• [Work item] Word for word, restate the records that come next, omitting the images.

• [Records for the task]
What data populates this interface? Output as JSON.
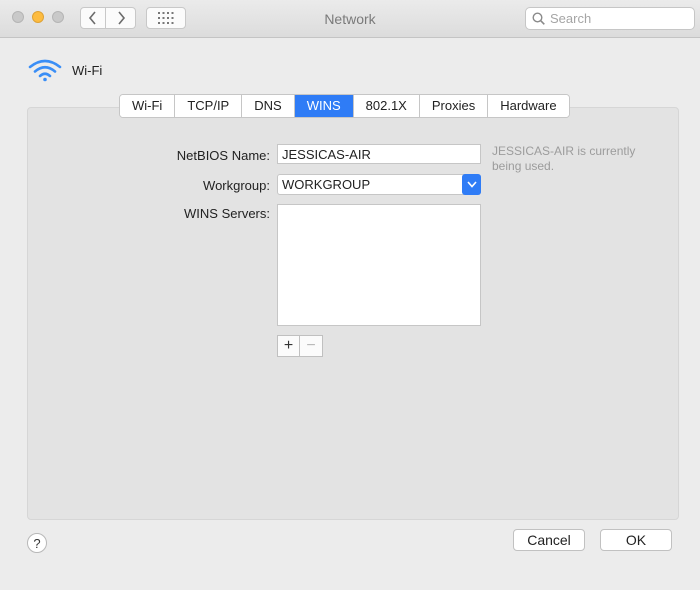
{
  "window": {
    "title": "Network"
  },
  "toolbar": {
    "back_icon": "chevron-left-icon",
    "forward_icon": "chevron-right-icon",
    "grid_icon": "grid-icon",
    "search_placeholder": "Search"
  },
  "interface": {
    "name": "Wi-Fi",
    "icon": "wifi-icon"
  },
  "tabs": [
    {
      "label": "Wi-Fi",
      "active": false
    },
    {
      "label": "TCP/IP",
      "active": false
    },
    {
      "label": "DNS",
      "active": false
    },
    {
      "label": "WINS",
      "active": true
    },
    {
      "label": "802.1X",
      "active": false
    },
    {
      "label": "Proxies",
      "active": false
    },
    {
      "label": "Hardware",
      "active": false
    }
  ],
  "wins": {
    "netbios_label": "NetBIOS Name:",
    "netbios_value": "JESSICAS-AIR",
    "netbios_hint": "JESSICAS-AIR is currently being used.",
    "workgroup_label": "Workgroup:",
    "workgroup_value": "WORKGROUP",
    "servers_label": "WINS Servers:",
    "servers": [],
    "add_label": "+",
    "remove_label": "−"
  },
  "footer": {
    "help_label": "?",
    "cancel_label": "Cancel",
    "ok_label": "OK"
  },
  "colors": {
    "accent": "#2f7cf6",
    "minimize": "#fdbc40"
  }
}
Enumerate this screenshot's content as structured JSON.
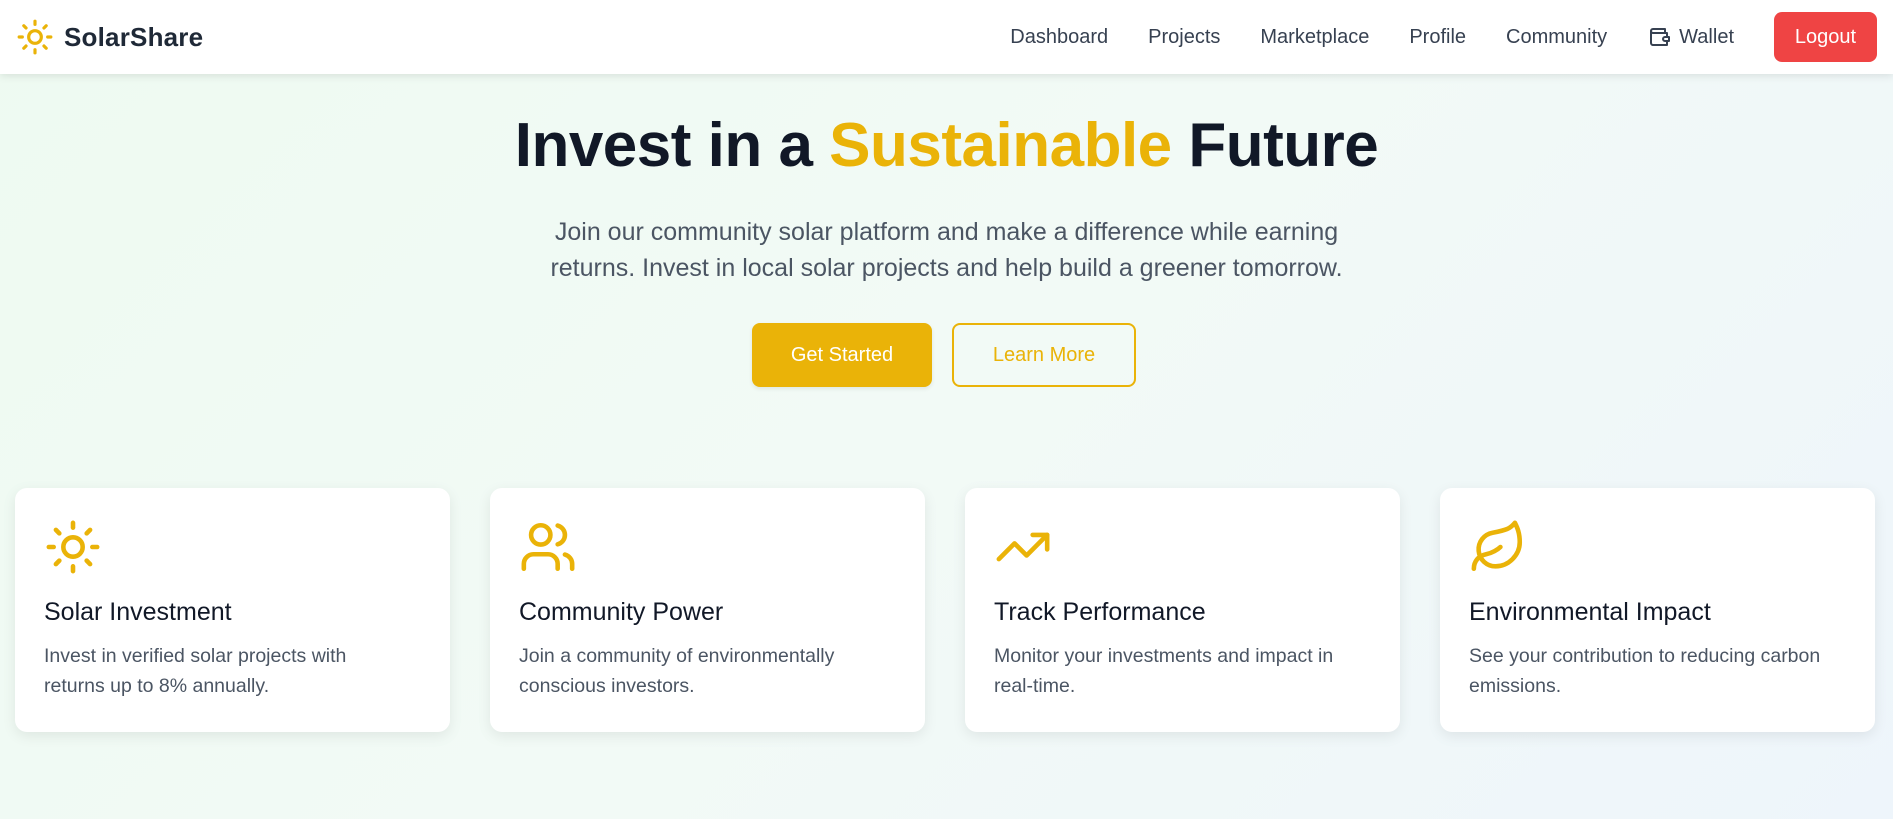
{
  "brand": {
    "name": "SolarShare",
    "icon": "sun-icon"
  },
  "nav": {
    "links": [
      {
        "label": "Dashboard"
      },
      {
        "label": "Projects"
      },
      {
        "label": "Marketplace"
      },
      {
        "label": "Profile"
      },
      {
        "label": "Community"
      },
      {
        "label": "Wallet",
        "icon": "wallet-icon"
      }
    ],
    "logout_label": "Logout"
  },
  "hero": {
    "title_before": "Invest in a ",
    "title_accent": "Sustainable",
    "title_after": " Future",
    "subtitle_line1": "Join our community solar platform and make a difference while earning",
    "subtitle_line2": "returns. Invest in local solar projects and help build a greener tomorrow.",
    "primary_cta": "Get Started",
    "secondary_cta": "Learn More"
  },
  "features": [
    {
      "icon": "sun-icon",
      "title": "Solar Investment",
      "desc_line1": "Invest in verified solar projects with",
      "desc_line2": "returns up to 8% annually."
    },
    {
      "icon": "users-icon",
      "title": "Community Power",
      "desc_line1": "Join a community of environmentally",
      "desc_line2": "conscious investors."
    },
    {
      "icon": "trending-up-icon",
      "title": "Track Performance",
      "desc_line1": "Monitor your investments and impact in",
      "desc_line2": "real-time."
    },
    {
      "icon": "leaf-icon",
      "title": "Environmental Impact",
      "desc_line1": "See your contribution to reducing carbon",
      "desc_line2": "emissions."
    }
  ],
  "colors": {
    "accent": "#eab308",
    "logout": "#ef4444",
    "heading": "#111827",
    "body_text": "#4b5563"
  }
}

• [Your response]
What data populates this interface? Output as JSON.
{
  "window": {
    "title": "Network"
  },
  "toolbar": {
    "back_icon": "chevron-left-icon",
    "forward_icon": "chevron-right-icon",
    "grid_icon": "grid-icon",
    "search_placeholder": "Search"
  },
  "interface": {
    "name": "Wi-Fi",
    "icon": "wifi-icon"
  },
  "tabs": [
    {
      "label": "Wi-Fi",
      "active": false
    },
    {
      "label": "TCP/IP",
      "active": false
    },
    {
      "label": "DNS",
      "active": false
    },
    {
      "label": "WINS",
      "active": true
    },
    {
      "label": "802.1X",
      "active": false
    },
    {
      "label": "Proxies",
      "active": false
    },
    {
      "label": "Hardware",
      "active": false
    }
  ],
  "wins": {
    "netbios_label": "NetBIOS Name:",
    "netbios_value": "JESSICAS-AIR",
    "netbios_hint": "JESSICAS-AIR is currently being used.",
    "workgroup_label": "Workgroup:",
    "workgroup_value": "WORKGROUP",
    "servers_label": "WINS Servers:",
    "servers": [],
    "add_label": "+",
    "remove_label": "−"
  },
  "footer": {
    "help_label": "?",
    "cancel_label": "Cancel",
    "ok_label": "OK"
  },
  "colors": {
    "accent": "#2f7cf6",
    "minimize": "#fdbc40"
  }
}
Enumerate this screenshot's content as structured JSON.
{
  "brand": {
    "name": "SolarShare",
    "icon": "sun-icon"
  },
  "nav": {
    "links": [
      {
        "label": "Dashboard"
      },
      {
        "label": "Projects"
      },
      {
        "label": "Marketplace"
      },
      {
        "label": "Profile"
      },
      {
        "label": "Community"
      },
      {
        "label": "Wallet",
        "icon": "wallet-icon"
      }
    ],
    "logout_label": "Logout"
  },
  "hero": {
    "title_before": "Invest in a ",
    "title_accent": "Sustainable",
    "title_after": " Future",
    "subtitle_line1": "Join our community solar platform and make a difference while earning",
    "subtitle_line2": "returns. Invest in local solar projects and help build a greener tomorrow.",
    "primary_cta": "Get Started",
    "secondary_cta": "Learn More"
  },
  "features": [
    {
      "icon": "sun-icon",
      "title": "Solar Investment",
      "desc_line1": "Invest in verified solar projects with",
      "desc_line2": "returns up to 8% annually."
    },
    {
      "icon": "users-icon",
      "title": "Community Power",
      "desc_line1": "Join a community of environmentally",
      "desc_line2": "conscious investors."
    },
    {
      "icon": "trending-up-icon",
      "title": "Track Performance",
      "desc_line1": "Monitor your investments and impact in",
      "desc_line2": "real-time."
    },
    {
      "icon": "leaf-icon",
      "title": "Environmental Impact",
      "desc_line1": "See your contribution to reducing carbon",
      "desc_line2": "emissions."
    }
  ],
  "colors": {
    "accent": "#eab308",
    "logout": "#ef4444",
    "heading": "#111827",
    "body_text": "#4b5563"
  }
}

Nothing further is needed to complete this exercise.